Back then I was working at GLAAD and gay and lesbian people were still seen by the mainstream media as one-dimensional. They asked questions that directly related to or skirted around our sex lives, because that’s what they thought their audiences wanted to know. They were probably right, for the most part, and it took a lot of time, education and activism to get the media to cover gay and lesbian issues — and people — more substantively.
For example, the coverage of the “Don’t Ask Don’t Tell” policy when it began was more about showers and submarines than service. It was primarily about men, too, even if lesbians were discharged at a much higher rate. The guys made better, more sensational headlines. When DADT was repealed in 2010, the stories were, pun intended, an entirely different story.
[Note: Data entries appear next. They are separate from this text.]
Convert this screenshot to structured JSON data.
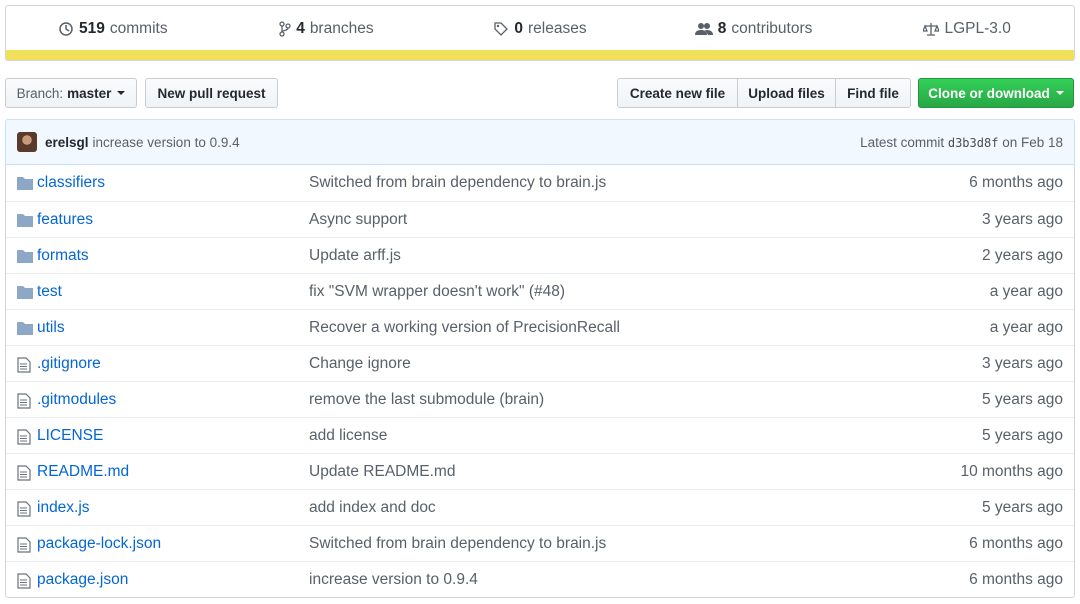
{
  "summary": {
    "commits": {
      "count": "519",
      "label": "commits",
      "icon": "history-icon"
    },
    "branches": {
      "count": "4",
      "label": "branches",
      "icon": "branch-icon"
    },
    "releases": {
      "count": "0",
      "label": "releases",
      "icon": "tag-icon"
    },
    "contributors": {
      "count": "8",
      "label": "contributors",
      "icon": "people-icon"
    },
    "license": {
      "label": "LGPL-3.0",
      "icon": "law-icon"
    },
    "language_color": "#f1e05a"
  },
  "actions": {
    "branch_prefix": "Branch:",
    "branch_name": "master",
    "new_pr": "New pull request",
    "create_file": "Create new file",
    "upload": "Upload files",
    "find": "Find file",
    "clone": "Clone or download"
  },
  "latest_commit": {
    "author": "erelsgl",
    "message": "increase version to 0.9.4",
    "prefix": "Latest commit",
    "sha": "d3b3d8f",
    "date": "on Feb 18"
  },
  "files": [
    {
      "type": "folder",
      "name": "classifiers",
      "message": "Switched from brain dependency to brain.js",
      "age": "6 months ago"
    },
    {
      "type": "folder",
      "name": "features",
      "message": "Async support",
      "age": "3 years ago"
    },
    {
      "type": "folder",
      "name": "formats",
      "message": "Update arff.js",
      "age": "2 years ago"
    },
    {
      "type": "folder",
      "name": "test",
      "message": "fix \"SVM wrapper doesn't work\" (#48)",
      "age": "a year ago"
    },
    {
      "type": "folder",
      "name": "utils",
      "message": "Recover a working version of PrecisionRecall",
      "age": "a year ago"
    },
    {
      "type": "file",
      "name": ".gitignore",
      "message": "Change ignore",
      "age": "3 years ago"
    },
    {
      "type": "file",
      "name": ".gitmodules",
      "message": "remove the last submodule (brain)",
      "age": "5 years ago"
    },
    {
      "type": "file",
      "name": "LICENSE",
      "message": "add license",
      "age": "5 years ago"
    },
    {
      "type": "file",
      "name": "README.md",
      "message": "Update README.md",
      "age": "10 months ago"
    },
    {
      "type": "file",
      "name": "index.js",
      "message": "add index and doc",
      "age": "5 years ago"
    },
    {
      "type": "file",
      "name": "package-lock.json",
      "message": "Switched from brain dependency to brain.js",
      "age": "6 months ago"
    },
    {
      "type": "file",
      "name": "package.json",
      "message": "increase version to 0.9.4",
      "age": "6 months ago"
    }
  ]
}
Because activists did a better job and because the culture and the media changed.
Which brings me to the swift, growing visibility for transgender people we are seeing in the media. Transgender characters in entertainment were always around, but as the punch line. When it came to news, it was usually about a hate crime. And I can tell you from personal experience even that coverage had to be fought for, from Brandon Teena to Fred Martinez to Gwen Araujo.
But increasingly, we are seeing transgender actors, activists, filmmakers, politicians and people from every walk of life coming out and telling their stories. We just saw the first transgender focused TEDTalk by Geena Rocero, who got an instant standing ovation as she finished.
The release of the groundbreaking “Injustice at Every Turn” report by the Task Force and the National Center for Transgender Equality in 2011 showed the media the devastating impact discrimination and violence have on transgender and gender non-conforming people and is now a reference point for data the media can go back to, which is a critical piece of educating the public.
Which brings me back to that panel at CUNY Graduate School of Journalism.
Of course, we talked about Piers Morgan’s recent ham-fisted and very unsatisfying interview with author and activist Janet Mock and the controversy afterwards. In my opinion the underlying tone and language he used were not even good journalism. He asked the same kind of leading questions he always does and botched the opportunity to explore the life of an amazing woman. And obviously he did not have to point out repeatedly that she was assigned male at birth. But does it make him transphobic?